The South Island was surveyed by the Royal Navy through the survey ship, the HMS Acheron 1848-51. The surveyor, Frederick John Owen Evans, also painted watercolours like the one above of Milford Sound. It is likely the waka/canoe was added by Evans.
The fjord was named by a Captain John Grono who claims to have discovered it in 1812. It was named after Milford Haven in his homeland of Wales. Milford Haven is a flooded valley system (a ria) and could not be less like a fiord.
Grono was from Newport in Pembrokeshire, east of Milford Haven. He became an Australian-based sealer and transported huge cargoes of 10,000 fur seal skins from New Zealand to Australia in the early 19th century.
Donald Sutherland, the so-called 'Hermit of Milford', made the Sound his home for 40 years.
Sutherland was a Scot from Wick in Caithness and a restless spirit in a restless age. He joined British volunteers fighting with Giuseppe Garibaldi for Italian unification, sailed for New Zealand and had various posts in the militia and Armed Constabulary.
Te Ara notes that, 'after the fall of Tauranga-ika [Sutherland] served as a scout, and took part in the decapitation of fugitives resulting from the misinterpretation of a bounty offer for prisoners.'
Nevertheless, he was made a corporal and received the New Zealand War Medal.
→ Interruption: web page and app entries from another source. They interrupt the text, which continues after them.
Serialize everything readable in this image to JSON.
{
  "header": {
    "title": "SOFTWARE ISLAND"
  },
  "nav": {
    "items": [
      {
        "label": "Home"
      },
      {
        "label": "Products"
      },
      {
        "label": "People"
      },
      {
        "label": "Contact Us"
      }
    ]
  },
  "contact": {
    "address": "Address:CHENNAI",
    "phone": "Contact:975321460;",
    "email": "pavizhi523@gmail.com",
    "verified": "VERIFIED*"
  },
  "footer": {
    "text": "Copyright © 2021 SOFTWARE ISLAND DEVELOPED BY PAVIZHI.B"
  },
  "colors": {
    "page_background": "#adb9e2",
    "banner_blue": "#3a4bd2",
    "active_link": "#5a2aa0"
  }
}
Never far from trouble he had a few forays into the goldfields in Otago and on the West Coast with little luck. In 1877 he set sail with his dog, John O'Groats, in a small open boat from Dunedin and journeyed until he reached Milford Sound (a voyage of some 600-700km in incredibly exposed seas).
Here he set up camp and planned a 'Milford City', prospected with other explorers and found the Sutherland Falls (1904ft) which were subsequently named after him. In the 1880s he was pretty much on his own but for the six-monthly steamer visits. When these called he guided visitors and shared his passion for bird watching.
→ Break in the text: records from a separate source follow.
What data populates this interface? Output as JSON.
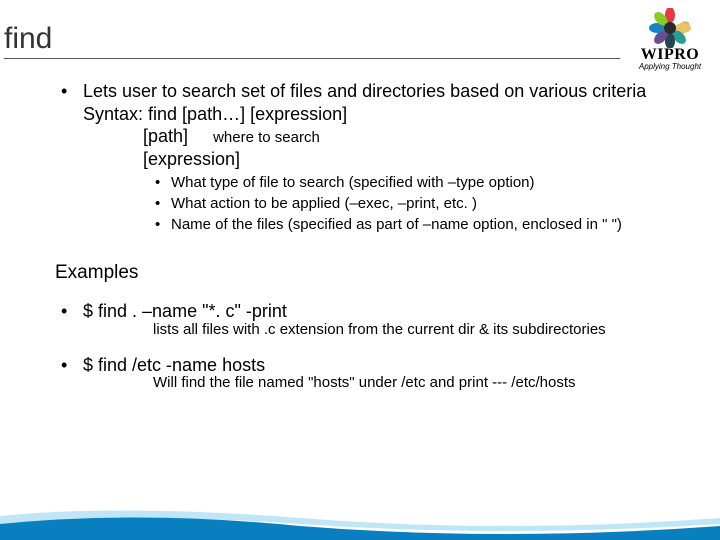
{
  "title": "find",
  "logo": {
    "name": "WIPRO",
    "tagline": "Applying Thought"
  },
  "main": {
    "intro": "Lets user to search set of files and directories based on various criteria",
    "syntax_line": "Syntax:  find [path…] [expression]",
    "path_label": "[path]",
    "path_note": "where to search",
    "expr_label": "[expression]",
    "expr_items": [
      "What type of file to search (specified with –type option)",
      "What action to be applied (–exec, –print,  etc. )",
      "Name of the files (specified as part of –name option, enclosed in \"  \")"
    ]
  },
  "examples": {
    "heading": "Examples",
    "items": [
      {
        "cmd": "$ find  .  –name \"*. c\"  -print",
        "desc": "lists all files with .c extension from the current dir & its subdirectories"
      },
      {
        "cmd": "$ find /etc -name hosts",
        "desc": "Will find the file named \"hosts\" under  /etc and print   ---  /etc/hosts"
      }
    ]
  }
}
He married Elizabeth Samuel on 7th August 1890 in Dunedin. Samuel was, 'a woman of vision, determination and some financial means' and the daughter of a Bedfordshire farmer in England (Te Ara: Donald Sutherland).
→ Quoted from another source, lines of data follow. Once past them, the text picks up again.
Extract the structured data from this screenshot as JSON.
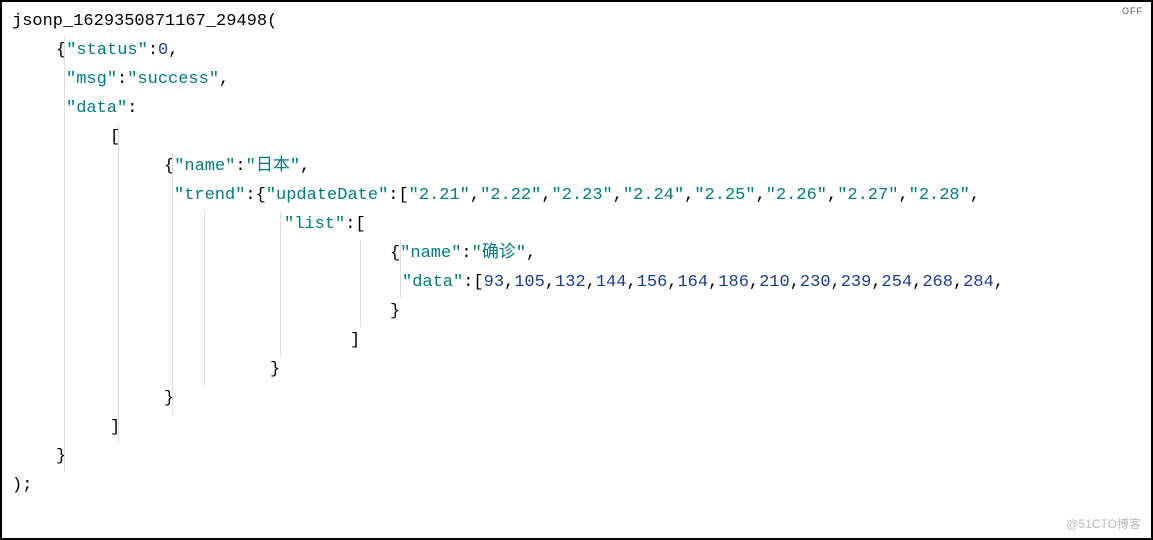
{
  "corner_label": "OFF",
  "watermark": "@51CTO博客",
  "code": {
    "jsonp_fn": "jsonp_1629350871167_29498",
    "status_key": "status",
    "status_val": "0",
    "msg_key": "msg",
    "msg_val": "success",
    "data_key": "data",
    "item_name_key": "name",
    "item_name_val": "日本",
    "trend_key": "trend",
    "updateDate_key": "updateDate",
    "updateDate_vals": [
      "2.21",
      "2.22",
      "2.23",
      "2.24",
      "2.25",
      "2.26",
      "2.27",
      "2.28"
    ],
    "list_key": "list",
    "list_item_name_key": "name",
    "list_item_name_val": "确诊",
    "list_item_data_key": "data",
    "list_item_data_vals": [
      "93",
      "105",
      "132",
      "144",
      "156",
      "164",
      "186",
      "210",
      "230",
      "239",
      "254",
      "268",
      "284"
    ]
  }
}
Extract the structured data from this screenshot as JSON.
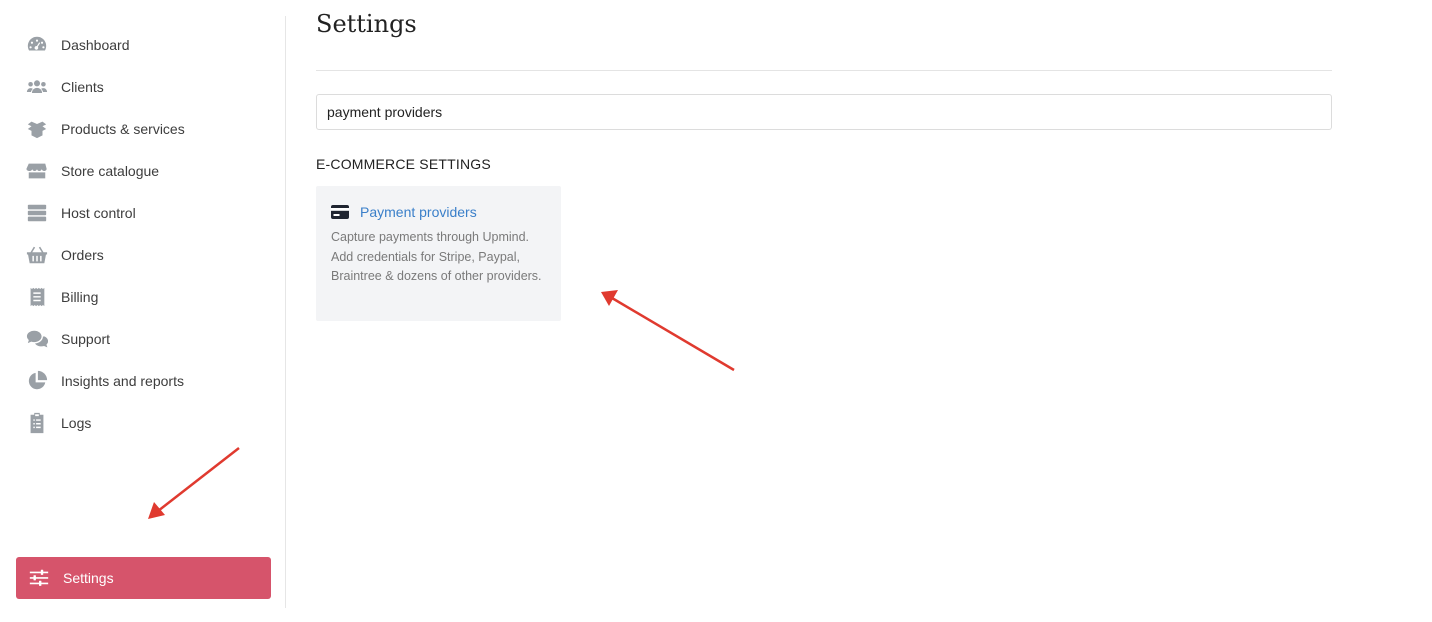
{
  "sidebar": {
    "items": [
      {
        "label": "Dashboard",
        "icon": "dashboard-icon"
      },
      {
        "label": "Clients",
        "icon": "users-icon"
      },
      {
        "label": "Products & services",
        "icon": "boxes-icon"
      },
      {
        "label": "Store catalogue",
        "icon": "store-icon"
      },
      {
        "label": "Host control",
        "icon": "server-icon"
      },
      {
        "label": "Orders",
        "icon": "basket-icon"
      },
      {
        "label": "Billing",
        "icon": "receipt-icon"
      },
      {
        "label": "Support",
        "icon": "chat-icon"
      },
      {
        "label": "Insights and reports",
        "icon": "pie-chart-icon"
      },
      {
        "label": "Logs",
        "icon": "clipboard-icon"
      }
    ],
    "settings": {
      "label": "Settings",
      "icon": "sliders-icon",
      "active": true
    }
  },
  "main": {
    "title": "Settings",
    "search": {
      "value": "payment providers",
      "placeholder": ""
    },
    "section_heading": "E-COMMERCE SETTINGS",
    "card": {
      "title": "Payment providers",
      "icon": "credit-card-icon",
      "description": "Capture payments through Upmind. Add credentials for Stripe, Paypal, Braintree & dozens of other providers."
    }
  },
  "colors": {
    "accent": "#d6546b",
    "link": "#3a7fc9",
    "icon_gray": "#9aa0a6",
    "annotation_arrow": "#e03a2f"
  }
}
Together they built a twelve bedroom hotel, The Chalet, that catered for 40 visitors in 1888-9 and 70 the next season. Visitors arrived by foot via the newly opened Milford Track rather than the yet to be built Milford Road.
Donald died in 1919 of 'dropsy' (edema - his obituary is here) and his wife had to wait for the steamer, Hinemoa, to call five weeks later so that he could be buried as he was a man 'big enough to fill a doorway'.
Elizabeth died in 1923 at Milford having sold The Chalet to the government in 1922 for £1,000 (see Te Ara: Donald Sutherland).
In passing the steamer that arrived to find Sutherland dead had brought three men to clear the Milford Track, even then in 1919 described as 'the finest walk in the world' for the start of the 1919 tourist season on December 1st (see Obituary above).
Sutherland was described as,
A big, gruff, hard man, who had been a sailor, soldier, bush-scout, gold-digger, for many years before he came to an anchor for good in the towering gloom of Milford Sound, to enjoy what he described as “the quiet life.” Most people would call it anything but enjoyment, set down there with dog and tent and gun and a few stores, in that terrific solitude. But Sutherland was no ordinary man.
He believed he would find gold and, more outlandishly, diamonds in the Milford Sound area. The latter he reckoned might occur up the Sinbad Gully (which he named from The Arabian Nights, which he had read) to the side of Mitre Peak.
(See The New Zealand Railways Magazine, n.9 April, 1933 for an article on Sutherland and Quinton McKinnon - who 'discovered' an overland route from Te Anau to Milford Sound.)
Others settled in the Sound and at its entrance. A Mr. and Mrs C. H. Long lived at Anita Bay for a number of years. 'They had a garden which was tended by Hugh McKenzie. The latter dug up many adzes and other stones, most of which are still in the possession of Mrs Long, of Riverton.'
(Coutts, P. (1971), Greenstone: The prehistoric exploitation of bowenite from Anita Bay, Milford Sound, The Journal of the Polynesian Society p.53.)